Biaggio Ali-Walsh's grandfather Muhammad Ali was known for floating like a butterfly and stinging like a bee, and the grandson of The Greatest is certainly a young man who can rumble. But, it was a completely different rumble that first interested him in California, which offered the reigning Nevada Gatorade Player of the Year on Monday.
The date was Jan. 8, 2011. The place: Qwest Field, Seattle, Wash. The event: The Beast Quake, a 67-yard touchdown run by Cal alum Marshawn Lynch against the New Orleans Saints that set off a cheer so loud and so raucous, that a nearby Pacific Northwest Seismic Network station registered a tremor. The earth shook that day in Seattle, and its aftershocks traveled all the way to Nevada, where Ali-Walsh sat watching.
"I remember when I first saw my idol, Marshawn Lynch, and became a fan: When he played the Saints," Ali-Walsh said. "I was like, 'Woah, this dude's a beast,' and later, I found out his nickname was Beast Mode, so that's kind of weird, but since then, I've followed up on him, and I would be him in Madden a lot. His style of running, he just can't get taken down. It's like trying to tackle a pyramid -- you can't do it. The way he carries himself is pretty cool. It wasn't flashy, it wasn't cocky; it was more quiet. He's about action, not talk, and I like that."
Of course, Lynch is famously "just about that action."
"It pertains to me, a little, because I don't talk on the field, at all," Ali-Walsh said. "I like how he carries himself, because, in a way, that's similar to how I am. I don't talk. I don't know; I just run."
As soon as you turn on the tape, the balance, the acceleration, the burst through the holes, the physicality -- that's what does the talking. From the subtle, small moves at the line of scrimmage or the slight wiggle down field to make opponents miss, to spinning off of tackles and bouncing between defenders all while keeping his feet, it speaks volumes, at high volume, just maybe not as much as his grandfather -- who he just saw down at Ali's home in Arizona on Jan. 17, for his birthday, and with whom he recently spoke on FaceTime.
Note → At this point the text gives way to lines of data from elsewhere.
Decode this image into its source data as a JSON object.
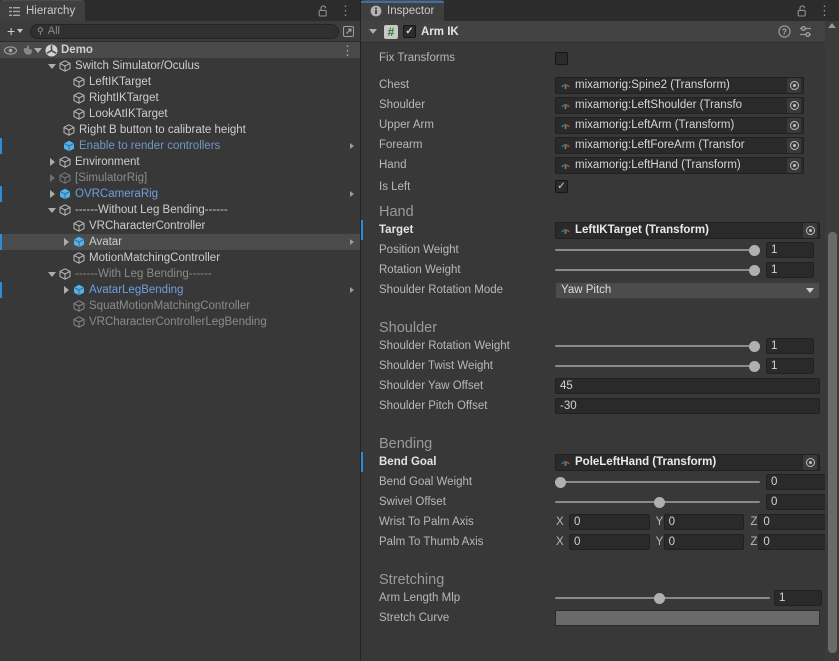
{
  "hierarchy": {
    "tab_label": "Hierarchy",
    "tab_icon": "hierarchy-icon",
    "lock_icon": "lock-open-icon",
    "menu_icon": "kebab-menu-icon",
    "toolbar": {
      "add_label": "+",
      "search_placeholder": "All",
      "search_value": "",
      "search_icon": "search-icon",
      "expand_icon": "open-in-new-icon"
    },
    "rows": [
      {
        "label": "Demo",
        "depth": 0,
        "icon": "unity-scene-icon",
        "state": "root",
        "expanded": true,
        "has_eye": true,
        "kebab": true
      },
      {
        "label": "Switch Simulator/Oculus",
        "depth": 1,
        "icon": "gameobject-icon",
        "expanded": true
      },
      {
        "label": "LeftIKTarget",
        "depth": 2,
        "icon": "gameobject-icon"
      },
      {
        "label": "RightIKTarget",
        "depth": 2,
        "icon": "gameobject-icon"
      },
      {
        "label": "LookAtIKTarget",
        "depth": 2,
        "icon": "gameobject-icon"
      },
      {
        "label": "Right B button to calibrate height",
        "depth": 2,
        "icon": "gameobject-icon"
      },
      {
        "label": "Enable to render controllers",
        "depth": 2,
        "icon": "prefab-icon",
        "style": "blue-dim",
        "override": true,
        "chevron": true
      },
      {
        "label": "Environment",
        "depth": 1,
        "icon": "gameobject-icon",
        "collapsed": true
      },
      {
        "label": "[SimulatorRig]",
        "depth": 1,
        "icon": "gameobject-icon",
        "style": "dim",
        "collapsed": true,
        "dim_tri": true
      },
      {
        "label": "OVRCameraRig",
        "depth": 1,
        "icon": "prefab-icon",
        "style": "prefab-blue",
        "collapsed": true,
        "override": true,
        "chevron": true
      },
      {
        "label": "------Without Leg Bending------",
        "depth": 1,
        "icon": "gameobject-icon",
        "expanded": true,
        "style": "dim"
      },
      {
        "label": "VRCharacterController",
        "depth": 2,
        "icon": "gameobject-icon"
      },
      {
        "label": "Avatar",
        "depth": 2,
        "icon": "prefab-icon",
        "state": "selected",
        "collapsed": true,
        "override": true,
        "chevron": true
      },
      {
        "label": "MotionMatchingController",
        "depth": 2,
        "icon": "gameobject-icon"
      },
      {
        "label": "------With Leg Bending------",
        "depth": 1,
        "icon": "gameobject-icon",
        "expanded": true,
        "style": "dim"
      },
      {
        "label": "AvatarLegBending",
        "depth": 2,
        "icon": "prefab-icon",
        "style": "prefab-blue",
        "collapsed": true,
        "override": true,
        "chevron": true
      },
      {
        "label": "SquatMotionMatchingController",
        "depth": 2,
        "icon": "gameobject-icon",
        "style": "dim"
      },
      {
        "label": "VRCharacterControllerLegBending",
        "depth": 2,
        "icon": "gameobject-icon",
        "style": "dim"
      }
    ]
  },
  "inspector": {
    "tab_label": "Inspector",
    "tab_icon": "info-icon",
    "lock_icon": "lock-open-icon",
    "menu_icon": "kebab-menu-icon",
    "component": {
      "title": "Arm IK",
      "enabled": true,
      "script_badge": "#",
      "help_icon": "help-icon",
      "preset_icon": "preset-icon",
      "menu_icon": "kebab-menu-icon"
    },
    "fields": {
      "fix_transforms": {
        "label": "Fix Transforms",
        "value": false
      },
      "chest": {
        "label": "Chest",
        "value": "mixamorig:Spine2 (Transform)"
      },
      "shoulder": {
        "label": "Shoulder",
        "value": "mixamorig:LeftShoulder (Transfo"
      },
      "upper_arm": {
        "label": "Upper Arm",
        "value": "mixamorig:LeftArm (Transform)"
      },
      "forearm": {
        "label": "Forearm",
        "value": "mixamorig:LeftForeArm (Transfor"
      },
      "hand_ref": {
        "label": "Hand",
        "value": "mixamorig:LeftHand (Transform)"
      },
      "is_left": {
        "label": "Is Left",
        "value": true
      }
    },
    "sections": {
      "hand": {
        "title": "Hand",
        "target": {
          "label": "Target",
          "value": "LeftIKTarget (Transform)"
        },
        "position_weight": {
          "label": "Position Weight",
          "value": "1",
          "fill": 1.0
        },
        "rotation_weight": {
          "label": "Rotation Weight",
          "value": "1",
          "fill": 1.0
        },
        "shoulder_rotation_mode": {
          "label": "Shoulder Rotation Mode",
          "value": "Yaw Pitch"
        }
      },
      "shoulder": {
        "title": "Shoulder",
        "rotation_weight": {
          "label": "Shoulder Rotation Weight",
          "value": "1",
          "fill": 1.0
        },
        "twist_weight": {
          "label": "Shoulder Twist Weight",
          "value": "1",
          "fill": 1.0
        },
        "yaw_offset": {
          "label": "Shoulder Yaw Offset",
          "value": "45"
        },
        "pitch_offset": {
          "label": "Shoulder Pitch Offset",
          "value": "-30"
        }
      },
      "bending": {
        "title": "Bending",
        "bend_goal": {
          "label": "Bend Goal",
          "value": "PoleLeftHand (Transform)"
        },
        "bend_goal_weight": {
          "label": "Bend Goal Weight",
          "value": "0",
          "fill": 0.0
        },
        "swivel_offset": {
          "label": "Swivel Offset",
          "value": "0",
          "fill": 0.5
        },
        "wrist_to_palm": {
          "label": "Wrist To Palm Axis",
          "x_label": "X",
          "y_label": "Y",
          "z_label": "Z",
          "x": "0",
          "y": "0",
          "z": "0"
        },
        "palm_to_thumb": {
          "label": "Palm To Thumb Axis",
          "x_label": "X",
          "y_label": "Y",
          "z_label": "Z",
          "x": "0",
          "y": "0",
          "z": "0"
        }
      },
      "stretching": {
        "title": "Stretching",
        "arm_length_mlp": {
          "label": "Arm Length Mlp",
          "value": "1",
          "fill": 0.46
        },
        "stretch_curve": {
          "label": "Stretch Curve",
          "value": ""
        }
      }
    }
  },
  "colors": {
    "accent_blue": "#2d8cd6",
    "panel_bg": "#383838",
    "tab_bg": "#3f3f3f",
    "field_bg": "#2a2a2a",
    "selected_row": "#4b4b4b",
    "link_blue": "#6e9fe0"
  }
}
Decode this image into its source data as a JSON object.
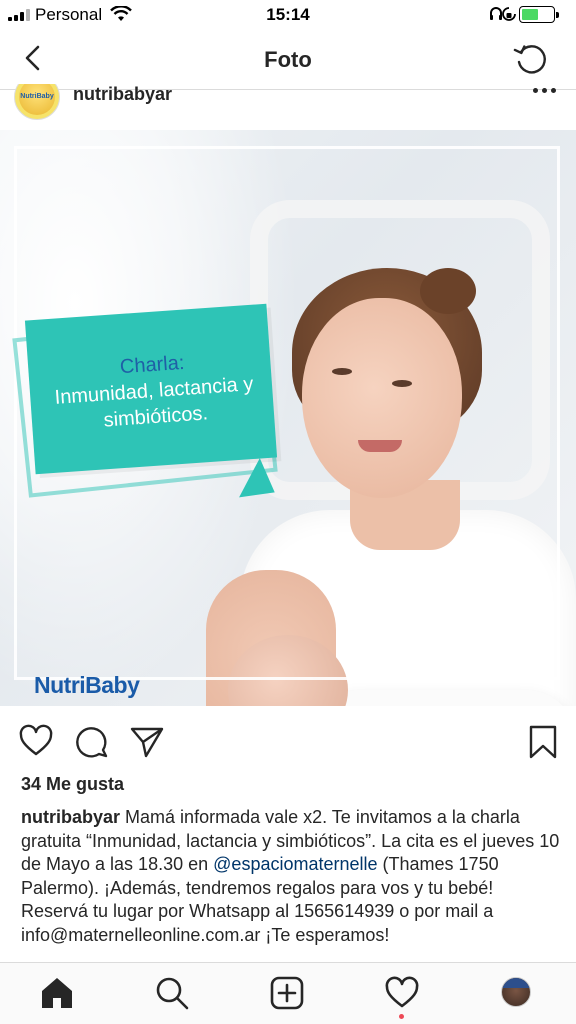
{
  "status_bar": {
    "carrier": "Personal",
    "time": "15:14",
    "battery_level": 0.5,
    "battery_color": "#4cd964"
  },
  "nav": {
    "title": "Foto",
    "back_icon": "chevron-left-icon",
    "refresh_icon": "refresh-icon"
  },
  "post": {
    "username": "nutribabyar",
    "avatar_text": "NutriBaby",
    "image": {
      "bubble_line1": "Charla:",
      "bubble_line2": "Inmunidad, lactancia y",
      "bubble_line3": "simbióticos.",
      "brand": "NutriBaby",
      "bubble_color": "#2ec4b6"
    },
    "likes": "34 Me gusta",
    "caption": {
      "username": "nutribabyar",
      "text_before_mention": "Mamá informada vale x2. Te invitamos a la charla gratuita “Inmunidad, lactancia y simbióticos”. La cita es el jueves 10 de Mayo a las 18.30 en",
      "mention": "@espaciomaternelle",
      "text_after_mention": "(Thames 1750 Palermo). ¡Además, tendremos regalos para vos y tu bebé! Reservá tu lugar por Whatsapp al 1565614939 o por mail a info@maternelleonline.com.ar ¡Te esperamos!"
    }
  },
  "actions": [
    "heart-icon",
    "comment-icon",
    "share-icon",
    "bookmark-icon"
  ],
  "tabbar": [
    "home-icon",
    "search-icon",
    "add-icon",
    "activity-heart-icon",
    "profile-avatar"
  ],
  "colors": {
    "mention": "#003569",
    "notification_dot": "#ed4956",
    "brand_blue": "#1a5ba8"
  }
}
"We're the complete opposite, to be honest," he laughed. "I'm very close to him. Actually, yesterday (Sunday), we were FaceTiming him, and we talk all the time. My little brother's a boxer, and he gives him a lot of advice, and me advice, on staying humble, being focused on what's important, and what-not. Any time we get the chance to go out to Arizona, we'll visit him, and that's usually the reason why we're out there."
Ali-Walsh has an offer from Louisville -- his grandfather's hometown school -- but the offer from Cal was the one he'd really been waiting for.
"It was amazing, because I remember seeing them over at the [Bishop Gorman] facility, and I was hoping, like, 'Oh, man, that would be awesome if they offered. That'd be sick,'" said Ali-Walsh. After he was done with practice, that's exactly what Garret Chachere did.
"He told me that, for three weeks, he'd been trying to contact me, and I wondered why, because I'm always on my phone, twitter and what-not. He was like, 'I'm telling you that you have an offer,' and from a school like that, that's a big deal," he said. "That school's a big football school. Marshawn Lynch went to Cal, so that's pretty cool. I knew a lot about that school growing up. It's a California school, and I was always hoping that they'd offer, and they did, and it's pretty cool. I'll definitely be keeping in contact with him and building that relationship."
Though he hasn't made any plans to visit Cal, he does want to take a trip out, and, just maybe, bump in to Lynch
"Maybe he'll be there when I take an unofficial, and I can say 'What's up?'" said Ali-Walsh, who added that the offer definitely puts Cal among his top potential destinations.
"I didn't even know that both of them got offered," said Ali-Walsh, who has a 3.4 GPA. "I went up to Alex and I said, 'Hey, Cal offered,' and he said, 'Me too.' I don't know if they're big fans of Cal, but they do know, for sir, that that's a good school, and I told them that."
One thing he's learned is that the Bears, and new offensive coordinator Jake Spavital, run many of the same sets as Gorman does, particularly the two-back offset formations.
"I like it, because they're going to be running, and I like their style; they're sticking to their tradition," Ali-Walsh said. "It's kind of similar to how we run it, sometimes."
Bishop Gorman football gives its players a two-week break in the summer, and that's when Ali-Walsh said he may wind up visiting Berkeley.